Recently, new events have warranted an update of the state of the health insurance industry. The first involves two companies that many industry experts expected to merge. Humana was seen as an attractive target for acquisition, and the company had presented itself for sale by other insurers. Aetna had been in talks with Humana and announced that it had struck a tentative deal to purchase Humana for $37 billion. The other major takeover involves the purchase of Health Net Inc. by Centene Corp. for almost $6.3 billion.
The blockbuster merger of Aetna and Humana is expected to conclude next year when shareholders approve the deal. This is the first of several potential insurer mergers that the industry has been expecting, and would produce a monolithic insurance entity out of the third and fourth largest current health insurance companies. The resulting entity would have almost 33 million customers and $115 billion in annual revenue.
There are a number of potential challenges which could kill the deal, however. The primary obstacle is intervention by federal regulators who could cite antitrust considerations. As the first major insurer consolidation, this takeover is likely to face lower antitrust barriers than those that follow, but regulators could demand that the Aetna-Humana entity divest itself of up to 575,000 Medicare Advantage customers to facilitate more competition in the retiree market. The loss of these Medicare subscribers would equate to almost $6 billion in lost revenue.
There is also the potential for a third party takeover. UnitedHealth Group Inc., the largest health insurer in the country, had approached Aetna regarding a possible acquisition. If Aetna’s shareholders are lured into a sale, this could halt or complicate the Humana deal.
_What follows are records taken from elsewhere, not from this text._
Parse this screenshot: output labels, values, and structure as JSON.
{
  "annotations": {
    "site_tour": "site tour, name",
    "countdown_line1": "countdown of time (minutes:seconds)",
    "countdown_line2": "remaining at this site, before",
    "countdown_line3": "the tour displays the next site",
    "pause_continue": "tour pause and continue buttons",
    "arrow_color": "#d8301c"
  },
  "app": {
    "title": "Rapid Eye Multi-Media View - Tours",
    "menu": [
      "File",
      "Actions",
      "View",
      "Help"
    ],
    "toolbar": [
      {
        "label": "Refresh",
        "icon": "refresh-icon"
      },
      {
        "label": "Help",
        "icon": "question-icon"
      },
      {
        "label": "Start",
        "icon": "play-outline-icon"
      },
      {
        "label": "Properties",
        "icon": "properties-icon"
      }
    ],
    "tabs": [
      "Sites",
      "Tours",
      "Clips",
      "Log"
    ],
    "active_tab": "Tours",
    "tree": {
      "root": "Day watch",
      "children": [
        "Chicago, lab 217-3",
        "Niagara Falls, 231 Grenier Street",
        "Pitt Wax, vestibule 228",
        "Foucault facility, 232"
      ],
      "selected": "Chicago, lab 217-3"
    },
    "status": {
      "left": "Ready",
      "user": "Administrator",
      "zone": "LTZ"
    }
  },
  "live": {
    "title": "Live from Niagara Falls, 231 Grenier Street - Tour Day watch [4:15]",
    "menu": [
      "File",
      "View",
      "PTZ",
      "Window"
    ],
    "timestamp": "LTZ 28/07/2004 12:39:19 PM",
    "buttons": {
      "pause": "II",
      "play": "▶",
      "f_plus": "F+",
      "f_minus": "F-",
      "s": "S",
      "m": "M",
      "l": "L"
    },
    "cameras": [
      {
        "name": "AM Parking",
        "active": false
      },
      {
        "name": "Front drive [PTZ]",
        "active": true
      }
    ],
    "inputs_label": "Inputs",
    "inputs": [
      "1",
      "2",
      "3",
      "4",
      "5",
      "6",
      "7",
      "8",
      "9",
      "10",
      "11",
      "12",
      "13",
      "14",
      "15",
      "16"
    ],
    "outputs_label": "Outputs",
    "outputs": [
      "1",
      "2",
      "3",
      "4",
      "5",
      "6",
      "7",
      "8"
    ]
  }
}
The other major health insurer deal between Centene and Health Net Inc. would create an organization with 10 million members of which there could be up to 6 million Medicaid enrollees. Health Net also brings many more Medicare Advantage members, which would shore up any deficiencies in this retiree market for Centene. The benefits for Centene include greater presence in California, Arizona, Oregon and Washington, as well as streamlining many overlapping operations, have boosted stock prices 5 percent for Centene and 5.4 percent for Health Net. If approved by shareholders, this deal could create a company with up to $37 billion in annual revenue and be completed by early next year.
Much of the fervor among health insurers to purchase competitors is fueled by an enormous injection of capital from the establishment of health insurance exchanges around the country. The almost 16.4 million new insurance enrollees have generated enormous cash reserves for insurance companies as well as enthusiasm for greater market share. This mass consolidation in the health insurance industry was expected—and, possibly encouraged—by the federal government but, how much will be allowed before anti-competition concerns outweigh a more “efficient” healthcare system is currently unknown. However, consolidation is expected to continue for the appreciable future.
In a study of the 2007 UnitedHealth Group and Sierra Health Services, it was found that there was a 13.7 percent boost in premiums following the merger. The elimination of competition enabled monopolistic insurers to elevate their premiums without concern for undercutting by rivals.
CEO, Onyx M.D.
Disclaimer: The views expressed in this article are the personal views of Robert Moghim, M.D. and do not necessarily represent and are not intended to represent the views of the company or its employees.